Admittedly, skin purging is quite an annoying and unpleasant phase – but it's definitely worth the trouble as it's only a sign that beautiful skin is just within your reach. So listen to your skin and learn the differences between purging and breakouts so that you can give it the best care possible. And yes, be patient since the best things are always worth the wait.
How do you tell the difference between a purge and a breakout?
Skin purging usually starts a week or so after introducing a skincare product that speeds up the skin cell turnover. It only occurs on those parts of your face where you typically experience blemishes, such as your T-zone. If your skin starts to break out outside of this zone, it's likely being irritated.
What does purging skin look like?
Skin purging usually looks like tiny, red pimples that can sometimes be painful to the touch. Also, you'll probably have more than one of these appearing at once, sometimes paired with new whiteheads and blackheads.
How do I know if my skin is purging or reacting?
The best indicators would be the position on the skin as well as duration. Skin purging usually appears on the forehead, cheeks, and chin and lasts only about four or six weeks.
How long does skin purging last?
Skin purging often lasts about a month to one month and a half. If the blemished and acne persist longer than this, your skin is likely having a bad reaction to the new skincare product.
Should I pop the pimples that are purging?

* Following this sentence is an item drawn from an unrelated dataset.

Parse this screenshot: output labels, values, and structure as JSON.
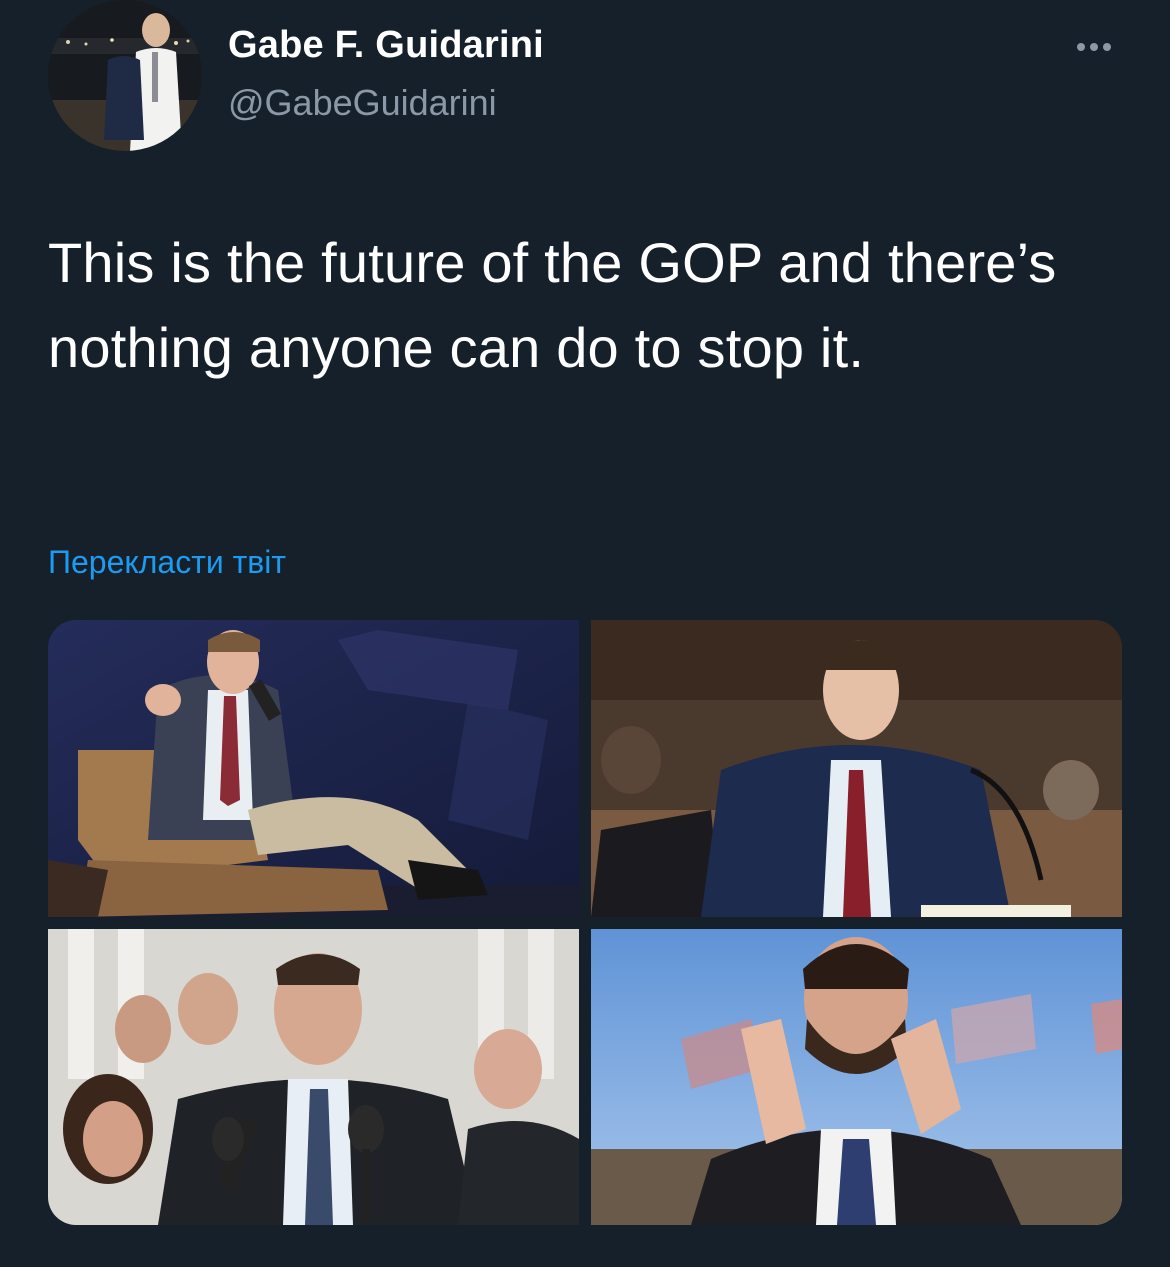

No, you should never pick your pimples and try to pop them. This will only make the purging process last longer, and it might leave permanent scars.